### What is being asked
I need all the entries repeated exactly as written.

### Records to use
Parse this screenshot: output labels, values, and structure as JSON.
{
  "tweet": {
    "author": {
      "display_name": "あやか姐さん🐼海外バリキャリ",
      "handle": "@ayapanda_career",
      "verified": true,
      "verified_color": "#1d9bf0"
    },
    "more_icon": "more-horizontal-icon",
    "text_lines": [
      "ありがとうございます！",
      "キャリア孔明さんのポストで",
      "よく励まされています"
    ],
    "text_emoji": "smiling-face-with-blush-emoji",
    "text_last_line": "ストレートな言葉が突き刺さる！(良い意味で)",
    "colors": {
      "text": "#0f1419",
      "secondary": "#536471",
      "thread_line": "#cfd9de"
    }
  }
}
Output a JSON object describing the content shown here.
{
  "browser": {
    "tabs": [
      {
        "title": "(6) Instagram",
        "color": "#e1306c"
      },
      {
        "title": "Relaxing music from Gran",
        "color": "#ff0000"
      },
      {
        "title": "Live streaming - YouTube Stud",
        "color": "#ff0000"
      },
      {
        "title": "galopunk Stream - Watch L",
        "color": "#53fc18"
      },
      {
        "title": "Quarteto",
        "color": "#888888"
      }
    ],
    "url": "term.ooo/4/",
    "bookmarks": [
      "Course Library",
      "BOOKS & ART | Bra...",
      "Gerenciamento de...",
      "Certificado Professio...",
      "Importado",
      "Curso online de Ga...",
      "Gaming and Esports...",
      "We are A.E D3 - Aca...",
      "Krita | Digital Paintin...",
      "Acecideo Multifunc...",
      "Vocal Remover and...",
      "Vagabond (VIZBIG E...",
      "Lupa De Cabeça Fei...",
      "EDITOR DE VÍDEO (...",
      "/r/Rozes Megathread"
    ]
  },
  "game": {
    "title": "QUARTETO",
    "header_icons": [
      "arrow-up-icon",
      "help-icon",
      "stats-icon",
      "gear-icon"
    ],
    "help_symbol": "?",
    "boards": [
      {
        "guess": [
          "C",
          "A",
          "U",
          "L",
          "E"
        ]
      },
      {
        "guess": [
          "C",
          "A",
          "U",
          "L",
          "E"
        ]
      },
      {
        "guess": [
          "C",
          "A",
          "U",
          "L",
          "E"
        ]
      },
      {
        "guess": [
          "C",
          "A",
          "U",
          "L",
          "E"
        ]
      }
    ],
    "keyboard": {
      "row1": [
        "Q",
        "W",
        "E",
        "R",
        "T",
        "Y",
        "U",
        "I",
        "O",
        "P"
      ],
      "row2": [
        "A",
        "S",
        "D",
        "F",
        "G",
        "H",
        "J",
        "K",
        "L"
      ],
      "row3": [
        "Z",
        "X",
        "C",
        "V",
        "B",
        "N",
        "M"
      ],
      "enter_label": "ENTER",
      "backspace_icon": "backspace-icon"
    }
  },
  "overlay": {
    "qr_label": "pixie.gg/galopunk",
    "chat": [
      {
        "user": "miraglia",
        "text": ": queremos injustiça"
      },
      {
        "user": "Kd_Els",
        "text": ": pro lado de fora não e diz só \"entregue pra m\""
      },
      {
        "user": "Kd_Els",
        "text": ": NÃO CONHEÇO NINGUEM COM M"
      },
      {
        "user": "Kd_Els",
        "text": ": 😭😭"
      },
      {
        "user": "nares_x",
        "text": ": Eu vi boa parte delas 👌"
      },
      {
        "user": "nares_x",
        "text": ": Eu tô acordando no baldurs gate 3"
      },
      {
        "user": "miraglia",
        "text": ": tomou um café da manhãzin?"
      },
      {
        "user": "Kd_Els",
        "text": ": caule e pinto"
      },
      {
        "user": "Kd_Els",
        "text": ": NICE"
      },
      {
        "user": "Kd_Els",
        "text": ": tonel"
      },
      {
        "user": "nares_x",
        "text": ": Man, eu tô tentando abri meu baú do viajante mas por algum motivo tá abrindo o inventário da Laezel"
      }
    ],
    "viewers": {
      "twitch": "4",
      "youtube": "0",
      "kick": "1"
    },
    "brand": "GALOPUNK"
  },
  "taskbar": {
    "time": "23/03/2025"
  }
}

### Your solution
Parse this screenshot: output labels, values, and structure as JSON.
{
  "tweet": {
    "author": {
      "display_name": "あやか姐さん🐼海外バリキャリ",
      "handle": "@ayapanda_career",
      "verified": true,
      "verified_color": "#1d9bf0"
    },
    "more_icon": "more-horizontal-icon",
    "text_lines": [
      "ありがとうございます！",
      "キャリア孔明さんのポストで",
      "よく励まされています"
    ],
    "text_emoji": "smiling-face-with-blush-emoji",
    "text_last_line": "ストレートな言葉が突き刺さる！(良い意味で)",
    "colors": {
      "text": "#0f1419",
      "secondary": "#536471",
      "thread_line": "#cfd9de"
    }
  }
}
Output a JSON object describing the content shown here.
{
  "browser": {
    "tabs": [
      {
        "title": "(6) Instagram",
        "color": "#e1306c"
      },
      {
        "title": "Relaxing music from Gran",
        "color": "#ff0000"
      },
      {
        "title": "Live streaming - YouTube Stud",
        "color": "#ff0000"
      },
      {
        "title": "galopunk Stream - Watch L",
        "color": "#53fc18"
      },
      {
        "title": "Quarteto",
        "color": "#888888"
      }
    ],
    "url": "term.ooo/4/",
    "bookmarks": [
      "Course Library",
      "BOOKS & ART | Bra...",
      "Gerenciamento de...",
      "Certificado Professio...",
      "Importado",
      "Curso online de Ga...",
      "Gaming and Esports...",
      "We are A.E D3 - Aca...",
      "Krita | Digital Paintin...",
      "Acecideo Multifunc...",
      "Vocal Remover and...",
      "Vagabond (VIZBIG E...",
      "Lupa De Cabeça Fei...",
      "EDITOR DE VÍDEO (...",
      "/r/Rozes Megathread"
    ]
  },
  "game": {
    "title": "QUARTETO",
    "header_icons": [
      "arrow-up-icon",
      "help-icon",
      "stats-icon",
      "gear-icon"
    ],
    "help_symbol": "?",
    "boards": [
      {
        "guess": [
          "C",
          "A",
          "U",
          "L",
          "E"
        ]
      },
      {
        "guess": [
          "C",
          "A",
          "U",
          "L",
          "E"
        ]
      },
      {
        "guess": [
          "C",
          "A",
          "U",
          "L",
          "E"
        ]
      },
      {
        "guess": [
          "C",
          "A",
          "U",
          "L",
          "E"
        ]
      }
    ],
    "keyboard": {
      "row1": [
        "Q",
        "W",
        "E",
        "R",
        "T",
        "Y",
        "U",
        "I",
        "O",
        "P"
      ],
      "row2": [
        "A",
        "S",
        "D",
        "F",
        "G",
        "H",
        "J",
        "K",
        "L"
      ],
      "row3": [
        "Z",
        "X",
        "C",
        "V",
        "B",
        "N",
        "M"
      ],
      "enter_label": "ENTER",
      "backspace_icon": "backspace-icon"
    }
  },
  "overlay": {
    "qr_label": "pixie.gg/galopunk",
    "chat": [
      {
        "user": "miraglia",
        "text": ": queremos injustiça"
      },
      {
        "user": "Kd_Els",
        "text": ": pro lado de fora não e diz só \"entregue pra m\""
      },
      {
        "user": "Kd_Els",
        "text": ": NÃO CONHEÇO NINGUEM COM M"
      },
      {
        "user": "Kd_Els",
        "text": ": 😭😭"
      },
      {
        "user": "nares_x",
        "text": ": Eu vi boa parte delas 👌"
      },
      {
        "user": "nares_x",
        "text": ": Eu tô acordando no baldurs gate 3"
      },
      {
        "user": "miraglia",
        "text": ": tomou um café da manhãzin?"
      },
      {
        "user": "Kd_Els",
        "text": ": caule e pinto"
      },
      {
        "user": "Kd_Els",
        "text": ": NICE"
      },
      {
        "user": "Kd_Els",
        "text": ": tonel"
      },
      {
        "user": "nares_x",
        "text": ": Man, eu tô tentando abri meu baú do viajante mas por algum motivo tá abrindo o inventário da Laezel"
      }
    ],
    "viewers": {
      "twitch": "4",
      "youtube": "0",
      "kick": "1"
    },
    "brand": "GALOPUNK"
  },
  "taskbar": {
    "time": "23/03/2025"
  }
}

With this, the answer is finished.